From the Daily Telegraph: the aftermath the festival

From the Daily Telegraph: the aftermath the festival

28th November

As I was leaving Phnom Penh the day after next, I decided to pay the tuk-tuk driver for the trip to S-21, the Killing Fields and today’s trip. I was already advised by the guesthouse owner that I should pay no more than $35. The tuk-tuk driver took me to one side and said that for me he would give me a special price. He said that because he hadn’t laid a finger on me I was to pay him what worked out to be £200. I thought he was joking, and he said that if I didn’t pay him I was to remember that he had access to my drinks in the guesthouse (true, as he got them from the kitchen fridge every morning) and that he also had access to my room. He said that if I didn’t pay he wouldn’t hesitate and told me that my embassy wouldn’t care if I was raped and the police wouldn’t care unless I paid them to look into the matter. I still thought he was joking, and he told me to go up to my room as he has made a point. When I unlocked my door my bed was covered with around ten massive spiders (Cambodia doesn’t do normal sized spiders). I was staying in a twin room, and when I have breakfast the owner’s wife makes the bed and has a sweep. I also double check every morning that I have locked the door. Yet, the driver knew exactly which of the two beds I was sleeping on and placed the spiders on the right one. I hate spiders, and these were massive, I went and got the hotel owner who thought I was joking, saw them, then went to get a bucket. Whilst he was sticking them in the bucket he was telling me which ones gave nasty bites, which ones were poisonous and which ones look more harmful than that they actually are. I did however quickly get the driver’s point and decided to pay him.

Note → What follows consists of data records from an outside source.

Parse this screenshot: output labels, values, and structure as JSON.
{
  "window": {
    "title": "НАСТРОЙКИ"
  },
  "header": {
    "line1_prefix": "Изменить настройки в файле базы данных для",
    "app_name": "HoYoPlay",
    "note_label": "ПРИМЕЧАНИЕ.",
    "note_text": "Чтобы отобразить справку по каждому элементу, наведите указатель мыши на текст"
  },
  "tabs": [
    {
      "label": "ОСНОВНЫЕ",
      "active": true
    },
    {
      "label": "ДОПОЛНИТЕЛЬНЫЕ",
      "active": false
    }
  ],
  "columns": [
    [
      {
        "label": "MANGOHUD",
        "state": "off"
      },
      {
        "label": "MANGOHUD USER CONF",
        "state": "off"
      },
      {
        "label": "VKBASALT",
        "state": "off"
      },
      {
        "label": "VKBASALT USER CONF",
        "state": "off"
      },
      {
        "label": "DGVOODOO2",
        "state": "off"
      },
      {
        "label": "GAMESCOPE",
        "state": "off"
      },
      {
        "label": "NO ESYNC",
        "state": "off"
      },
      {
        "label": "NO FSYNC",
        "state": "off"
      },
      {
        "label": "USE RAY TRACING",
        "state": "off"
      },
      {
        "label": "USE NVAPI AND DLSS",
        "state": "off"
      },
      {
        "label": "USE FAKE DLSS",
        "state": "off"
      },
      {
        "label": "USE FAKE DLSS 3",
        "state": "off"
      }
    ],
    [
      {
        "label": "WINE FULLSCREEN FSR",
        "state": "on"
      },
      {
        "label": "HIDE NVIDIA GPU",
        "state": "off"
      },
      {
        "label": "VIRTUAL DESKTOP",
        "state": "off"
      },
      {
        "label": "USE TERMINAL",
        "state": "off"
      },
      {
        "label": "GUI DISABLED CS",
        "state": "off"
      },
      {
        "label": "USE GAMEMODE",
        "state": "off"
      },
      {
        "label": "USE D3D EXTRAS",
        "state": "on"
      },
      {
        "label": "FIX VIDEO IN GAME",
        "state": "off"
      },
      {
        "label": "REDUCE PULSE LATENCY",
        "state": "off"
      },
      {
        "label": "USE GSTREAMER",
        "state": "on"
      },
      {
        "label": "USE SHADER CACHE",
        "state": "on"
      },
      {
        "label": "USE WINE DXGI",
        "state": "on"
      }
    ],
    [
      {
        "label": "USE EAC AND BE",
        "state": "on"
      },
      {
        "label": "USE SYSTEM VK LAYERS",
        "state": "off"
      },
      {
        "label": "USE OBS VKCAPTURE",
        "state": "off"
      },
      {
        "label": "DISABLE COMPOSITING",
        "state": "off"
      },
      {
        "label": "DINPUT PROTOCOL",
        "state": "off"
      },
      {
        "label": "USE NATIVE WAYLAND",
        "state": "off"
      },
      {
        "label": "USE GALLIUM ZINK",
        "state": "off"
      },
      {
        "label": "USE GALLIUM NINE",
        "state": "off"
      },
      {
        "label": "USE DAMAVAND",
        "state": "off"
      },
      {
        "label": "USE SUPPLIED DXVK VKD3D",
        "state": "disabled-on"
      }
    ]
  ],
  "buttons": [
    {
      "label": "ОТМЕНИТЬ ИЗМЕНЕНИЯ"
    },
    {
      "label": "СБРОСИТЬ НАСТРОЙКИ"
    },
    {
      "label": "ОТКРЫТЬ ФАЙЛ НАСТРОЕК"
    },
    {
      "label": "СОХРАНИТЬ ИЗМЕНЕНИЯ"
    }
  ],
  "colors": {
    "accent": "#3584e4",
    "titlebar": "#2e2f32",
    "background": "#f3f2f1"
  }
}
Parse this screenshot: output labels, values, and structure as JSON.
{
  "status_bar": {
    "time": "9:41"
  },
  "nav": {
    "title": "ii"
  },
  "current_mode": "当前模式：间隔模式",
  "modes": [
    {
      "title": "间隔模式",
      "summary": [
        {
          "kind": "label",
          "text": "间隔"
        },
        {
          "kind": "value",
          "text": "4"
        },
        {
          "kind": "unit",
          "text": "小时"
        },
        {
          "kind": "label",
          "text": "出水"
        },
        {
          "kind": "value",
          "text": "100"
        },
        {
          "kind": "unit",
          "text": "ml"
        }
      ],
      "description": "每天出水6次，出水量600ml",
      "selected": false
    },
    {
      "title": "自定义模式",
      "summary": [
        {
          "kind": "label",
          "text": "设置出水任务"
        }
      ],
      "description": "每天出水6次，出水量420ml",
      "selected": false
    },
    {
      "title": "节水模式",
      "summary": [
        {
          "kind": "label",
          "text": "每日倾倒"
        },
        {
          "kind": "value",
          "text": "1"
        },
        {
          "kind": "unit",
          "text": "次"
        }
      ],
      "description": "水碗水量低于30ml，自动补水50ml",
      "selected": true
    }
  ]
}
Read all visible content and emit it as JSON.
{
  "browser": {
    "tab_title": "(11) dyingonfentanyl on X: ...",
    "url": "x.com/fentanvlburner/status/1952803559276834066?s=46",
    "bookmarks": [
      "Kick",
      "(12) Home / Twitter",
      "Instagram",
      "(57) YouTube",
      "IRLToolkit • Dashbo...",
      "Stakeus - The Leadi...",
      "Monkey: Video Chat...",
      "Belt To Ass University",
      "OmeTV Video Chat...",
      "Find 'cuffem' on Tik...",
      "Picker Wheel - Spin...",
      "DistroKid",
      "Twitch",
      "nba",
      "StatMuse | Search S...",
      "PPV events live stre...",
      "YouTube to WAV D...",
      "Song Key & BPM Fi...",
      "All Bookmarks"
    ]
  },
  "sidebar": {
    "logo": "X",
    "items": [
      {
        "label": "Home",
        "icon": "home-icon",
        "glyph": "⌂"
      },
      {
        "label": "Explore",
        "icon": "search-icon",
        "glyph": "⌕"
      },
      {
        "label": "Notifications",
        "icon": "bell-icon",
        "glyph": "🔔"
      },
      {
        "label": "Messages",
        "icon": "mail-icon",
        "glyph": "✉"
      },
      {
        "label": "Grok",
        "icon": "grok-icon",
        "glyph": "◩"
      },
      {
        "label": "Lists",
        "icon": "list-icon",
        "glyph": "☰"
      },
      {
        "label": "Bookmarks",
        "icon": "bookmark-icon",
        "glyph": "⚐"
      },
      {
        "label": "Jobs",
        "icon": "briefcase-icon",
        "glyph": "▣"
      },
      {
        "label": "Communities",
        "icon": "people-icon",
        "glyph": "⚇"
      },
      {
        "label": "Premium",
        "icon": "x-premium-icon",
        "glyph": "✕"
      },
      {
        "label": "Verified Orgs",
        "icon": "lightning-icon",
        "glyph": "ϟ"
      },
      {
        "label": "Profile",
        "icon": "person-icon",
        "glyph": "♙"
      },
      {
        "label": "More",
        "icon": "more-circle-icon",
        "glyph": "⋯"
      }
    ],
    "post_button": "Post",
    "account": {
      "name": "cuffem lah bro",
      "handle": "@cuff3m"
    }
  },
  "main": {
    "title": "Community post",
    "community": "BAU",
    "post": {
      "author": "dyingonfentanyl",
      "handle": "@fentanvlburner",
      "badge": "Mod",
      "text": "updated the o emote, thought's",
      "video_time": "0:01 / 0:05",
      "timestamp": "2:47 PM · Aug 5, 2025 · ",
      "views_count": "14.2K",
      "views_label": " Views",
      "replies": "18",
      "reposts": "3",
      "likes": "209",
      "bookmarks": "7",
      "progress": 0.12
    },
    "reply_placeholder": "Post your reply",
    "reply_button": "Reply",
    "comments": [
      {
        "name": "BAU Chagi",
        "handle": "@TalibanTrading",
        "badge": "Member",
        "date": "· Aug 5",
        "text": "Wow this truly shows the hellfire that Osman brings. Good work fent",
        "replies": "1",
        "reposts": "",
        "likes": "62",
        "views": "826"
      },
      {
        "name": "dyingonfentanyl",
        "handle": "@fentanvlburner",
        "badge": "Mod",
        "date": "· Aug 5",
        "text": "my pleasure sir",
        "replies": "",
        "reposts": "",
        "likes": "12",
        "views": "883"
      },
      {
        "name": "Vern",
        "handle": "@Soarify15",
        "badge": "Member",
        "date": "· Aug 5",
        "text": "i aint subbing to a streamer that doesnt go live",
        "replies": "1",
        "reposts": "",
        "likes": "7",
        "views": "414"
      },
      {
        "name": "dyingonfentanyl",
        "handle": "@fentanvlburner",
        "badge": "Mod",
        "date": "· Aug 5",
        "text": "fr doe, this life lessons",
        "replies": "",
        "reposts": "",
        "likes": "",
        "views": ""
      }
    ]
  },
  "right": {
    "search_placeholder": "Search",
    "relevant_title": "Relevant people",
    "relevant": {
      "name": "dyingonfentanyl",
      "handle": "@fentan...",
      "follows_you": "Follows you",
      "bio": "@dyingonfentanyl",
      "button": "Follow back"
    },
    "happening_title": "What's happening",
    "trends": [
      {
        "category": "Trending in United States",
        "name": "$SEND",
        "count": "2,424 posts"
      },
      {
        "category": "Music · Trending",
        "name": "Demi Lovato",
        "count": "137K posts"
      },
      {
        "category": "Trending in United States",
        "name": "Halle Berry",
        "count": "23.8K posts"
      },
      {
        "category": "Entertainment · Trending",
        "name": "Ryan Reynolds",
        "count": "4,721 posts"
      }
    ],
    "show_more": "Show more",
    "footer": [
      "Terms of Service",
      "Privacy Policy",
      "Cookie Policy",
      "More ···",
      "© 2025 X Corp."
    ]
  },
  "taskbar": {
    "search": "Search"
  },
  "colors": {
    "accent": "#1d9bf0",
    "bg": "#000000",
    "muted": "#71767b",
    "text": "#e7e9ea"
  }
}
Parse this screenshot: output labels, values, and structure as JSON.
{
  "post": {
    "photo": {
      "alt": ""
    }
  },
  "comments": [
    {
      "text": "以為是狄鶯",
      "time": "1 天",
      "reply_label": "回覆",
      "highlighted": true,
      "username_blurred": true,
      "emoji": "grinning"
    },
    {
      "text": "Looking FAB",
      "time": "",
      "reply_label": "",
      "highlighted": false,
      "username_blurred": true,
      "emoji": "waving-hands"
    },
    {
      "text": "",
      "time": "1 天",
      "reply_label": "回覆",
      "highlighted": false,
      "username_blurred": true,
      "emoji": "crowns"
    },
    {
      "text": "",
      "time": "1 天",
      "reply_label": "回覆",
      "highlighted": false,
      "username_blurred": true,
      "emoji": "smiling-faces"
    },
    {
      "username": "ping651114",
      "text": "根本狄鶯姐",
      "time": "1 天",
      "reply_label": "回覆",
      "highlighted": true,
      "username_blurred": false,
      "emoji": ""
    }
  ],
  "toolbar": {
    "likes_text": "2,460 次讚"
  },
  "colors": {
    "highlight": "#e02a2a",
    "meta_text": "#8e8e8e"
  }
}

I never saw him again.

Whilst at dinner with my new journalist friend I told him briefly what had happened and they told me about an American girl a few weeks back who was raped – she went to the police and was sent away because she was white and therefore must’ve been asking for it. He also told me white women were targeted upon more, because Cambodians don’t like black skin -white is seen as more exotic and Westerners are seen as incredibly wealthy. It is an easy way for them to make money and if a woman refused to pay then the men would take another form of payment.

Prime Minister Hun Sen

Prime Minister Hun Sen

Cambodia breaks my heart. Politically and socially, it’s completely messed up. The Human Rights Watch have done a number of reports into the political corruption and human rights abuses to Cambodian citizens. Amnesty International have also produced lots of statistics on crime against women in Cambodia. More needs to be done to improve the situation, instead the world are happy to ignore the problem.

Cambodia receives up to $7omillion in aid every year from the World Bank alone. There are over 3,000  NGOs and yet the country has been stuck in a rut since the Khmer Rouge regime in the 1970s. Something has to change.

Articles and reports about abuses: